There is a great demand for workforce in IT sector both in Estonia and elsewhere in the world. An Estonian project Choose IT, conducted by two Estonian training companies BCS Koolitus and IT Koolitus, is training 500 people as Junior Developers.
Is it enough to have a will to become a software developer, or are there other prerequisites? Can anyone become a developer? To find out, I talked to Ants Sild, CEO of BCS Koolitus, and Egert Mitt, their Training Project Manager. They have experience in selecting the most suitable candidates from a pool of 1800 people and training them.
What’s the story behind Choose IT project?
Ants: It was the Estonian Association of Information Technology and Telecommunications that came up with the idea because there is a serious lack of relevant specialists. The need is greatest for software developers who have specific skills, which can be developed over a relatively short period of time. These are provided at boot camp training.
We have based our model above all on Codeborne: they enrolled people with non-IT background to increase the number of people in IT. We can teach them fundamentals of software development and they can work their way to become software developers. We figured that the minimum boot camp period could be 3.5 months. We developed the programme and methodology hand in hand with companies. The training involves 6 weeks of contact hours and 8 weeks of subsequent practice in organisations.
It must be a very intense experience for the participants?
Egert: Yes, the training is really intense. There are new subjects every day – if you miss something, you will have to catch up on your own. We relied on quick learning skills. We work a lot to boost the participants’ motivation, keep them tuned and promote the mindset that they can do it!

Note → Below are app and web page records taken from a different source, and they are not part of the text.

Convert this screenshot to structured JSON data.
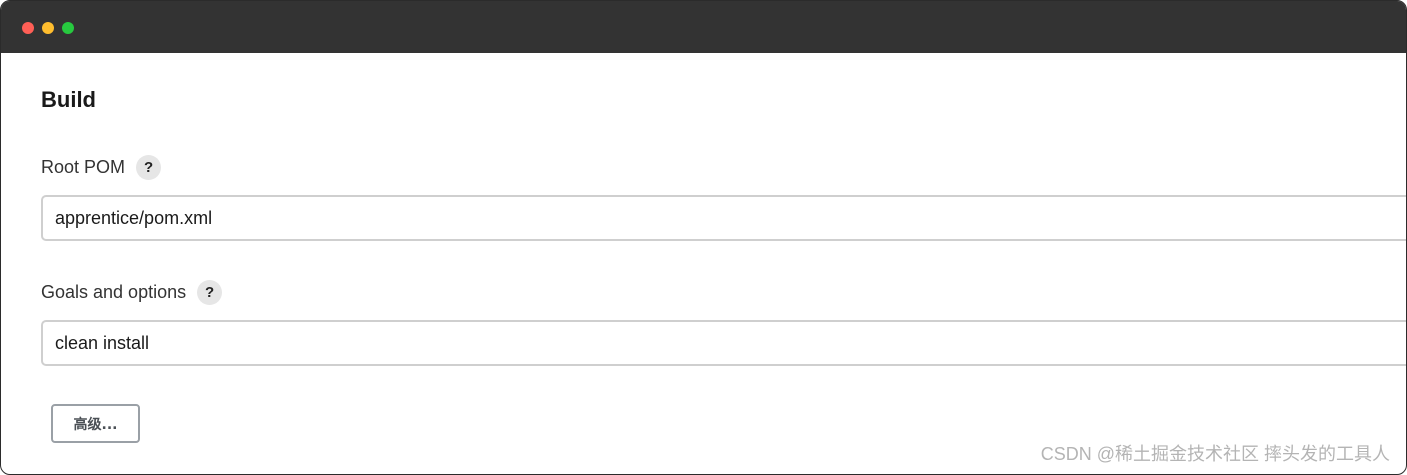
{
  "section": {
    "title": "Build"
  },
  "fields": [
    {
      "label": "Root POM",
      "help": "?",
      "value": "apprentice/pom.xml"
    },
    {
      "label": "Goals and options",
      "help": "?",
      "value": "clean install"
    }
  ],
  "buttons": {
    "advanced_label": "高级..."
  },
  "watermark": {
    "text": "CSDN @稀土掘金技术社区 摔头发的工具人"
  },
  "colors": {
    "titlebar": "#333333",
    "close_dot": "#ff5f56",
    "minimize_dot": "#ffbd2e",
    "maximize_dot": "#27c93f",
    "input_border": "#cfcfcf",
    "button_border": "#9aa0a6"
  }
}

Ants: Companies need staff. The employers do not get paid for supervising the 8 weeks of field practice. That is why we screen for those who in fact wish to start working in the company. We also have to identify those who are really brilliant and can cope with the training.
How did you come to use the Spatial Ability Scale (RVS) provided by Tripod?

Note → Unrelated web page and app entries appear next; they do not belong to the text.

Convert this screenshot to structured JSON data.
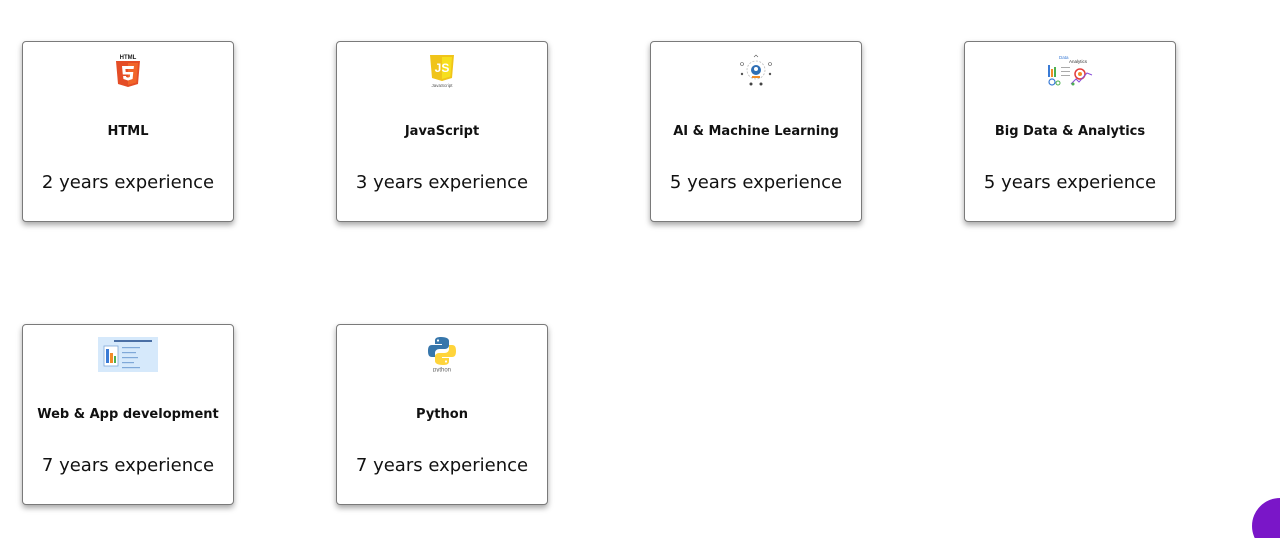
{
  "skills": [
    {
      "logo": "html5-icon",
      "logo_text": "HTML",
      "name": "HTML",
      "experience": "2 years experience"
    },
    {
      "logo": "javascript-icon",
      "logo_text": "JavaScript",
      "name": "JavaScript",
      "experience": "3 years experience"
    },
    {
      "logo": "ai-machine-learning-icon",
      "name": "AI & Machine Learning",
      "experience": "5 years experience"
    },
    {
      "logo": "big-data-analytics-icon",
      "logo_text_1": "Data",
      "logo_text_2": "Analytics",
      "name": "Big Data & Analytics",
      "experience": "5 years experience"
    },
    {
      "logo": "web-app-development-icon",
      "name": "Web & App development",
      "experience": "7 years experience"
    },
    {
      "logo": "python-icon",
      "logo_text": "python",
      "name": "Python",
      "experience": "7 years experience"
    }
  ],
  "colors": {
    "html5_orange": "#e44d26",
    "js_yellow": "#f0c419",
    "python_blue": "#3776ab",
    "python_yellow": "#ffd43b",
    "fab_purple": "#7a16c8"
  },
  "fab": {
    "icon": "floating-action-button"
  }
}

Ants: We are indeed looking for the smart ones. Software development suits a certain type of people, it is a job for geeks. We quickly came to an understanding that we had to spot the right candidates. We had the obligation that people should start working in IT.
An interview or a cover letter to show motivation was not enough – we needed a solid method. BCS and IT companies had used various methods and were convinced that there were no alternatives to tests. What would work?
In fact, there was no alternative to Tripod’s Spatial Ability Scale RVS (spatial ability is a specific ability related strongly to one’s ability to learn programming) in Estonia. A number of IT companies used and trusted RVS. We also discussed where to establish the threshold. We knew about the positive experience that the Estonian Academy of Security Sciences had with tests. After we had come to that point, there was little doubt. We only had the question if it would work as required in reality.
And how has it worked?
Egert: I dare say that Tripod’s RVS has been an excellent tool for us. It takes a lot of time to interview people, and Tripod’s test comes in handy. There is a threshold in place and it has proven itself. The statistics show that only one per group fails during the entire programme among people scoring 70…80%. As to those who had scored 40-50%, as many as 20 failed. This makes a big difference.
This confirms that psychological tests are the most efficient tool for risk assessment. Have you noticed any pattern in the performance of people who scored high later on?
Egert: Motivation seems to account for even more than 50%. If a person is motivated solely by a higher salary, the programme is not a suitable choice. The right motivation would be that an individual wishes to retrain and is willing to invest in themselves.
Three months after graduation, 2/3 of the graduates currently work in the IT sector. It is logical – what happens in the classroom is just a small part of what is going to happen in the labour market; that is, who succeeds in studies, can also be more successful in the labour market.
What about the test takers’ feedback to the test?
Egert: One in third asks about Tripod’s test and wish to try it out before. The first question at the interview is about the test results. Nobody says that it was a piece of cake. The main feedback points are: too little time; I couldn’t finish; very difficult; I believed I was better at it. It really puts your abilities to test. Time constraints plus the fact that a person has never done anything like that before.
I usually say that we use the test to find out how you think if you have no previous knowledge. If you score above the threshold, you will be interviewed and then we will find out about the motivation.
Has this system justified itself?
Egert: yes. We have to make our choice within two hours and the drop-out rate has been 10% so far (studies show that the drop-out rate from the introductory courses to programming are up to 30%). Tripod’s tests add value to what you do. If you have many applicants, you cannot meet everyone, especially if you do not know their professional background.
To sum it up – can anyone become a software developer?
Yes, provided they are motivated and have a necessary degree of spatial abilities.
You can apply to Choose IT at http://vali-it.ee/
If you wish to start using the Spatial Ability Scale RVS offered by Tripod, please contact firstname.lastname@example.org
 Mancy, Rebecca & Reid, Norman. (2004). Aspects of cognitive style and programming. ResearchGate.